This guide describes how to use Spring Session to transparently leverage a relational database to back a web application’s
HttpSession when using Spring Boot.
|The completed guide can be found in the httpsession-jdbc-boot sample application.|
Before you use Spring Session, you must ensure to update your dependencies. We assume you are working with a working Spring Boot web application. If you are using Maven, ensure to add the following dependencies:
<dependencies> <!-- ... --> <dependency> <groupId>org.springframework.session</groupId> <artifactId>spring-session-jdbc</artifactId> </dependency> </dependencies>
Spring Boot provides dependency management for Spring Session modules, so there’s no need to explicitly declare dependency version.
After adding the required dependencies, we can create our Spring Boot configuration.

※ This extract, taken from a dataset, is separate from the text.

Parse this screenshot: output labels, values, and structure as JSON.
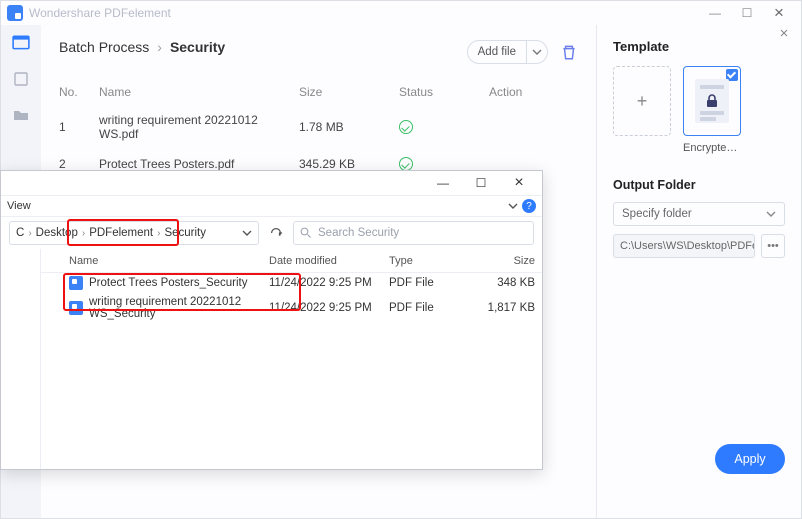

Thanks to first-class auto configuration support, setting up Spring Session backed by a relational database is as simple as adding a single configuration property to your
Under the hood, Spring Boot will apply configuration that is equivalent to manually adding
This creates a Spring Bean with the name of
springSessionRepositoryFilter that implements Filter.
The filter is what is in charge of replacing the
HttpSession implementation to be backed by Spring Session.
Further customization is possible using
server.session.timeout= # Session timeout in seconds. spring.session.jdbc.initializer.enabled= # Create the required session tables on startup if necessary. Enabled automatically if the default table name is set or a custom schema is configured. spring.session.jdbc.schema=classpath:org/springframework/session/jdbc/[email protected]@[email protected]@.sql # Path to the SQL file to use to initialize the database schema. spring.session.jdbc.table-name=SPRING_SESSION # Name of database table used to store sessions.
For more information, refer to Spring Session portion of the Spring Boot documentation.
Spring Boot automatically creates a
DataSource that connects Spring Session to an embedded instance of H2 database.
In a production environment you need to ensure to update your configuration to point to your relational database.
For example, you can include the following in your application.properties
spring.datasource.url=jdbc:postgresql://localhost:5432/myapp spring.datasource.username=myapp spring.datasource.password=secret
For more information, refer to Configure a DataSource portion of the Spring Boot documentation.
Our Spring Boot Configuration created a Spring Bean named
springSessionRepositoryFilter that implements
springSessionRepositoryFilter bean is responsible for replacing the
HttpSession with a custom implementation that is backed by Spring Session.
In order for our
Filter to do its magic, Spring needs to load our
Last we need to ensure that our Servlet Container (i.e. Tomcat) uses our
springSessionRepositoryFilter for every request.
Fortunately, Spring Boot takes care of both of these steps for us.
The httpsession-jdbc-boot Sample Application demonstrates how to use Spring Session to transparently leverage H2 database to back a web application’s
HttpSession when using Spring Boot.
You can run the sample by obtaining the source code and invoking the following command:
$ ./gradlew :spring-session-sample-boot-jdbc:bootRun
You should now be able to access the application at http://localhost:8080/
Try using the application. Enter the following to log in:
Now click the Login button.
You should now see a message indicating your are logged in with the user entered previously.
The user’s information is stored in H2 database rather than Tomcat’s
Instead of using Tomcat’s
HttpSession, we are actually persisting the values in H2 database.
Spring Session replaces the
HttpSession with an implementation that is backed by a relational database.
When Spring Security’s
SecurityContextPersistenceFilter saves the
SecurityContext to the
HttpSession it is then persisted into H2 database.
When a new
HttpSession is created, Spring Session creates a cookie named SESSION in your browser that contains the id of your session.
Go ahead and view the cookies (click for help with Chrome or Firefox).
If you like, you can easily remove the session using H2 web console available at: http://localhost:8080/h2-console/ (use
jdbc:h2:mem:testdb for JDBC URL)
Now visit the application at http://localhost:8080/ and observe that we are no longer authenticated.